Her main message in the book is that we all - always - have 'The Choice'. We are essentially free, and it is up to us - and only us - to make the best of our lives. True, we cannot control all of our circumstances, but we can control our reactions to them.

This belief in the unbeatable human spirit has been a hallmark of Jewish survival for millenia. Our very calendar, the way Jews mark the passage of time itself, is structured to reflect this idea (t oday we begin the Jewish month of 'Iyar', the eighth month on the Jewish calendar).

The Jewish calendar runs on a unique system. It's not just that we have a lunar calendar, beginning each month with the new moon, unlike the solar based Gregorian calendar. It's more than that. The Jewish calendar revolves around people seeing the new moon:

Millenia ago, the new month would be established when two credible witnesses would testify at the Jewish supreme court - the Sanhedrin - that they had seen the new moon appear in the night sky. It was essential that two witnesses would testify. It was their human word that clinched the new month's beginning. Without the words of a breathing person, time itself would be put on hold. The reason for this unique system, is to highlight the importance and power of people to chart their own destiny and make our world a better place.

This highlighting of the power of people to chart the future is not only present on the first night of the month, but at the mid-month full moon as well.

As the month progresses and the moon 'grows', there's a ceremony we perform called 'Kiddush Levana' (the Sanctification of the Moon). It consists of saying a special prayer outside, in the moonlight.

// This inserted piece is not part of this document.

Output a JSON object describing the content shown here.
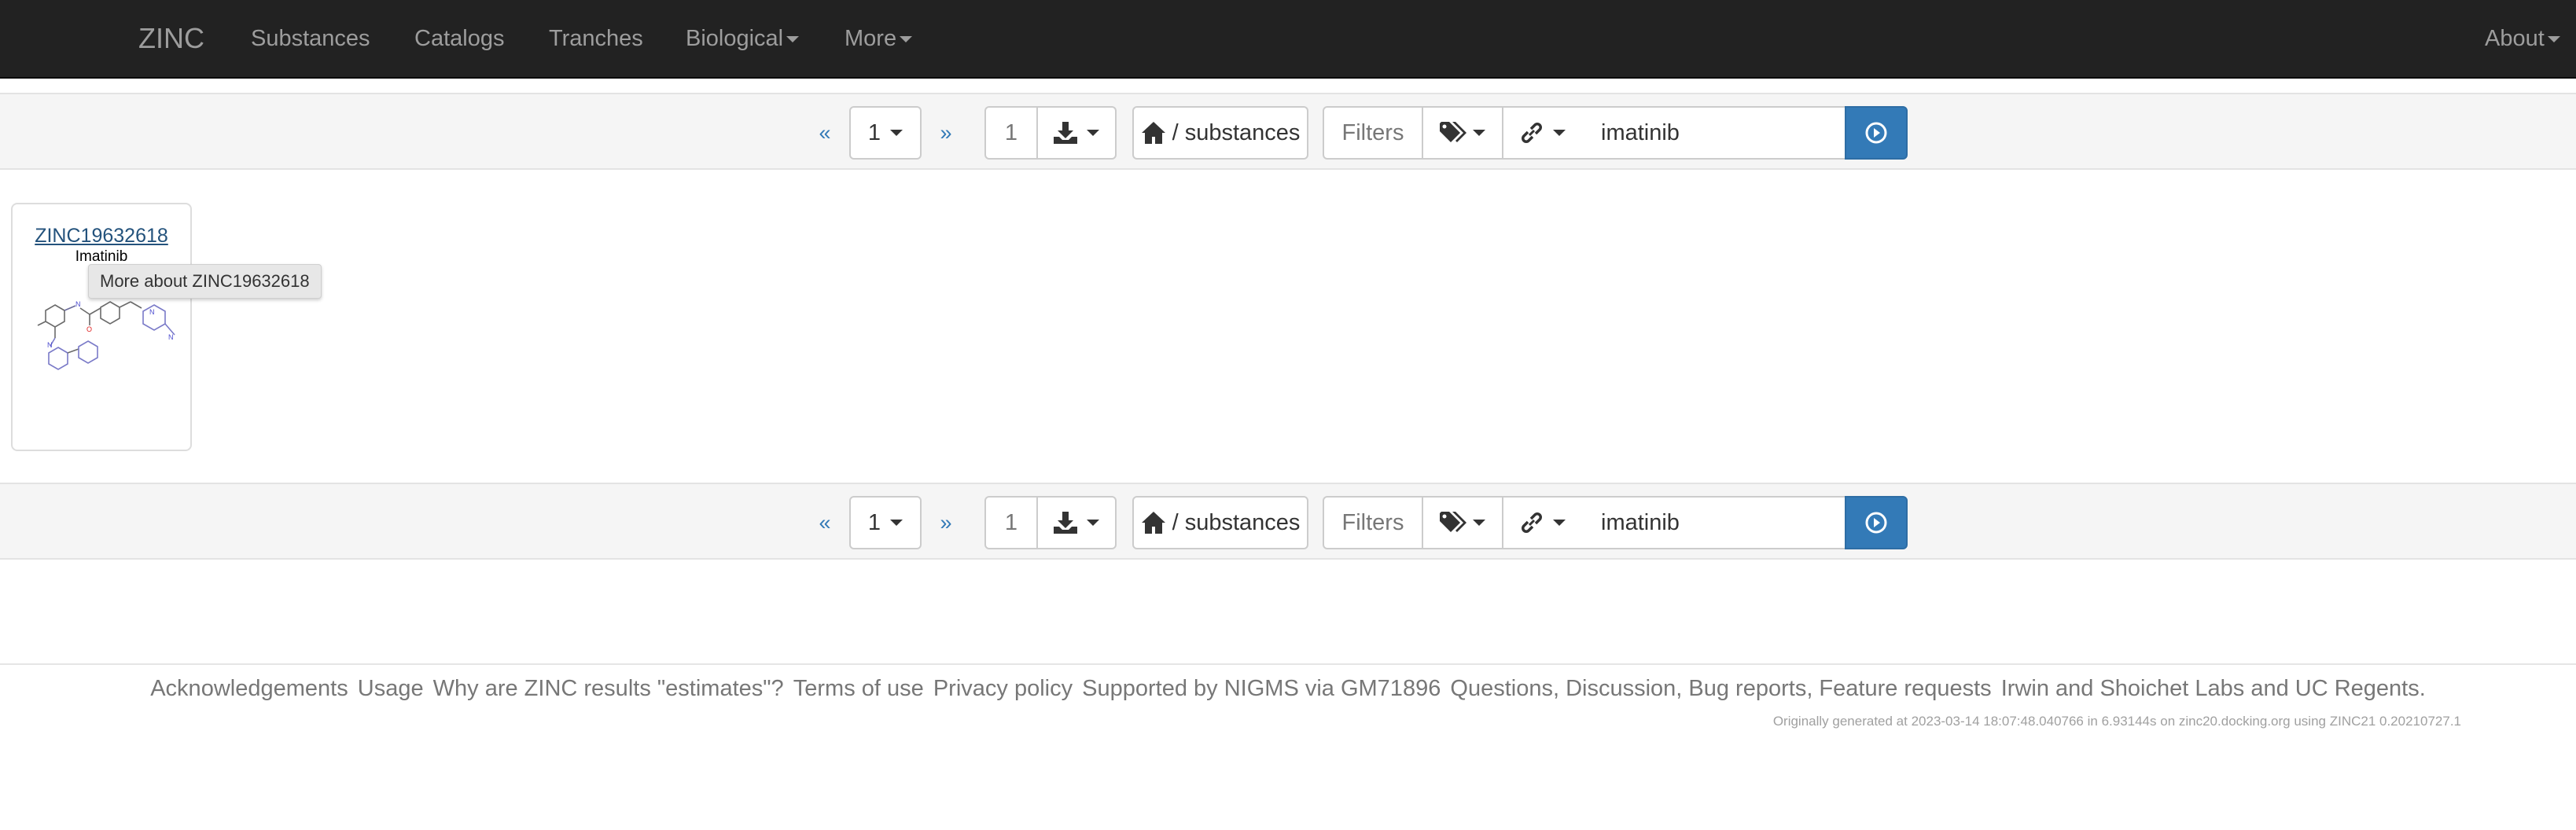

There's a fascinating part to this prayer, a custom the likes of which can only be found here. The custom is that - while standing outside, praying in the moonlight - one should turn around, find three separate individuals, and say 'Shalom Aleichem' (hello!) to them. They, in turn, should turn back to you and respond 'Aleichem Shalom!' (hello to you!). 

With that, one then returns to finish the prayer.

What a lesson. There we are, praying. Maybe we're in a great mood, looking for a chance to chat with someone, maybe in a not-so-good mood. We might have had a wonderful day, perhaps a challenging one. Uplifting or stressed. Inspiring or crushing. Yet there it is, right there on the prayer book page: We must, we need to find someone - three people! - to say hello to. 

The message is Dr. Eger's message. We always, always have 'The Choice'. There is never a time when we cannot turn to our fellow with a smile, and - for no reason - say, 'Shalom Aleichem!' Might it be hard sometimes? Of course. But we can always do it. It's what we choose to do that matters, it's our choice which charts the path of the future.

During these times when we can't connect with others as much as we'd like to, we still have the ability - the choice - to find someone to turn to, and tell them 'Shalom Aleichem!' The results could be powerful and far-reaching.

The four Hebrew letters which spell 'Iyar', stand for three Hebrew words: אני ה' רופאך - I am G‑d who heals you (the two middle letters spell G‑d's name). We pray that all those who need healing should be healed, and may our world know only good and happiness.

Rabbi Avrohom